Once the nest has been built it’s too late, of course, and the tree may be there for a few extra weeks.

The collared dove is one of the earliest nesting species but it is not on its own; robins, blackbirds, tawny owls and song thrushes can all lay eggs by the end of February, and sometimes in January.

As long as it does not get too cold and wet and there is food available, these early birds can raise youngsters that will have a good head start in the race for survival. If conditions become so harsh that the life of the sitting female is in danger then these are all species that have the capacity to give up and start again. Not for them, the ‘all the eggs in one basket’ strategy of blue and great tits.

Collared doves are well-known to most birdwatchers.

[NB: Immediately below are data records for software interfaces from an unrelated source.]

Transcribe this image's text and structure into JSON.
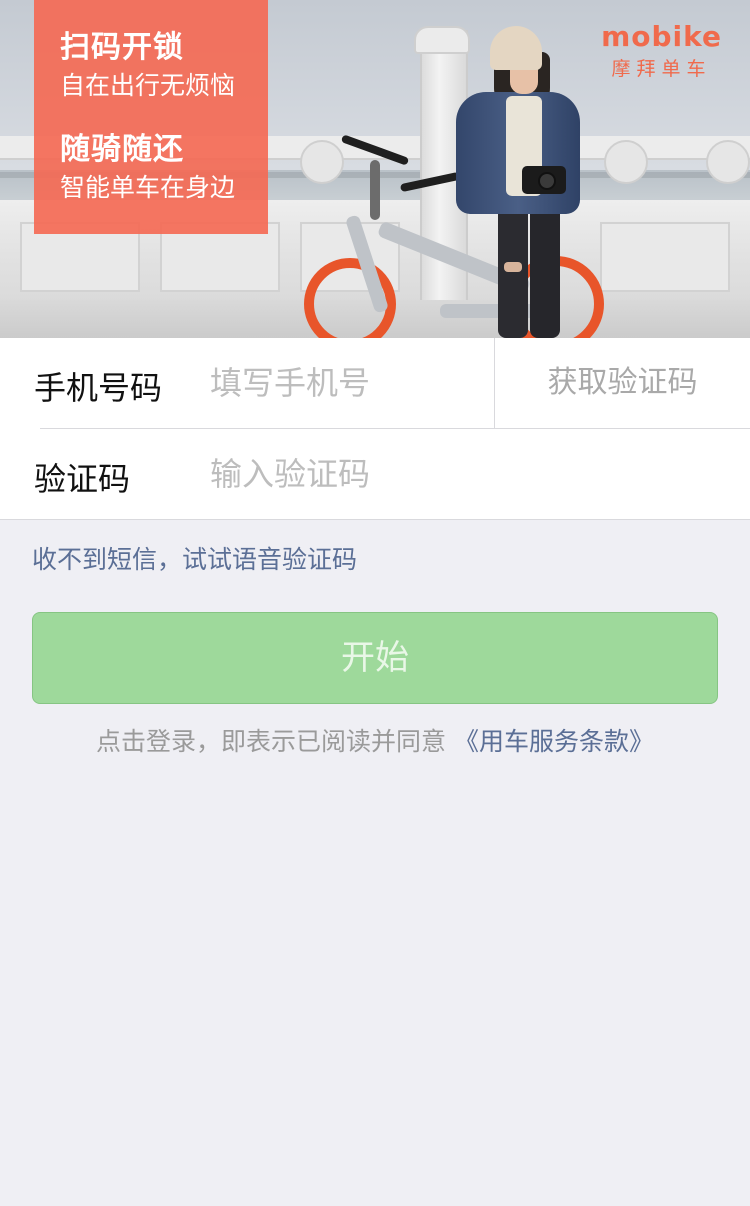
{
  "hero": {
    "promo_title_1": "扫码开锁",
    "promo_sub_1": "自在出行无烦恼",
    "promo_title_2": "随骑随还",
    "promo_sub_2": "智能单车在身边",
    "logo_en": "mobike",
    "logo_cn": "摩拜单车"
  },
  "form": {
    "phone_label": "手机号码",
    "phone_placeholder": "填写手机号",
    "get_code_label": "获取验证码",
    "code_label": "验证码",
    "code_placeholder": "输入验证码"
  },
  "voice_code_link": "收不到短信，试试语音验证码",
  "start_button": "开始",
  "agreement": {
    "text": "点击登录，即表示已阅读并同意 ",
    "terms_link": "《用车服务条款》"
  },
  "colors": {
    "brand_orange": "#f06a4c",
    "button_green": "#9ed99b",
    "link_blue": "#5b6f96",
    "background": "#efeff4"
  }
}
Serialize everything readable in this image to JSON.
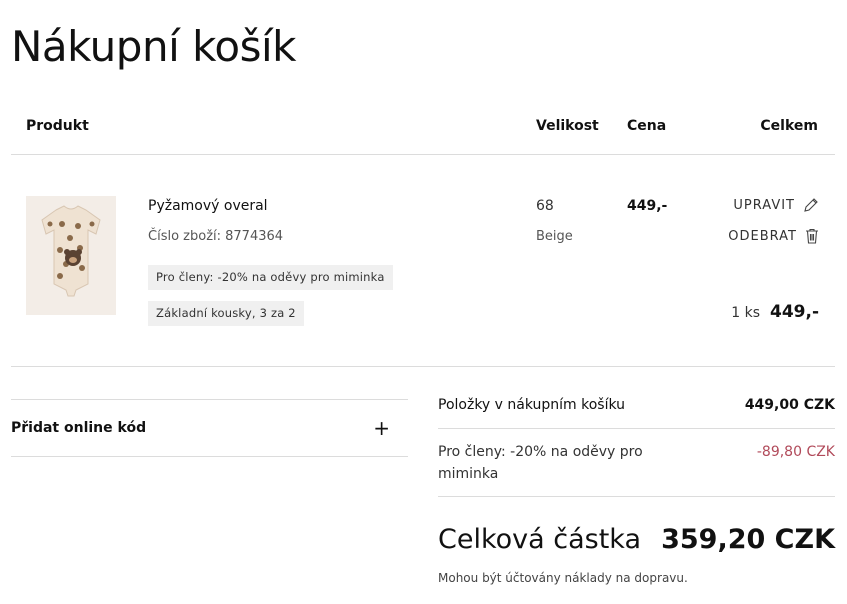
{
  "page": {
    "title": "Nákupní košík"
  },
  "table": {
    "headers": {
      "product": "Produkt",
      "size": "Velikost",
      "price": "Cena",
      "total": "Celkem"
    }
  },
  "item": {
    "name": "Pyžamový overal",
    "product_number": "Číslo zboží: 8774364",
    "tags": [
      "Pro členy: -20% na oděvy pro miminka",
      "Základní kousky, 3 za 2"
    ],
    "size": "68",
    "color": "Beige",
    "price": "449,-",
    "edit_label": "UPRAVIT",
    "remove_label": "ODEBRAT",
    "quantity": "1 ks",
    "line_total": "449,-",
    "thumbnail_icon": "baby-romper-image"
  },
  "promo": {
    "label": "Přidat online kód",
    "expand_symbol": "+"
  },
  "summary": {
    "items_label": "Položky v nákupním košíku",
    "items_value": "449,00 CZK",
    "discount_label": "Pro členy: -20% na oděvy pro miminka",
    "discount_value": "-89,80 CZK",
    "total_label": "Celková částka",
    "total_value": "359,20 CZK",
    "shipping_note": "Mohou být účtovány náklady na dopravu."
  },
  "colors": {
    "discount": "#b14a5a",
    "tag_bg": "#f0f0f0",
    "divider": "#dcdcdc"
  }
}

They might be relative newcomers, with the first proof of nesting in the UK being just in 1955, but they are very successful. BTO Garden Bird-Watchers report them on two-thirds of their weekly lists, with peak numbers in the breeding season and fewest in the autumn. If anything, records have been tailing off over the last ten years, coinciding with the period in which woodpigeon numbers have gone up.

If there is competition between the two species then it would not be surprising if the much larger woodpigeons are the winners. There are fat pigeons waddling around under my bird feeders most of the time these days, with collared doves appearing much less frequently.

Interestingly, and for the first time, I saw a collared dove successfully land on a hanging seed feeder today. I could swear that there was an air of smugness, as he or she ate the sunflower hearts and looked down at the pigeons. That’s a way to beat the big guys – and yet another example of how birds learn to adapt to the new foods and feeding opportunities that we provide for them.

It’s not just food that makes a difference. One of the things that enables birds to breed early is the availability of sheltered nest sites.

Watch carefully and you may well see your collared doves diving into a leylandii hedge, where they will avoid the worst of the weather and be relatively safe from the attention of cats. These non-native conifers are a much more common feature of gardens than 60 years ago when the first collared doves made it across the North Sea and started cooing to each other.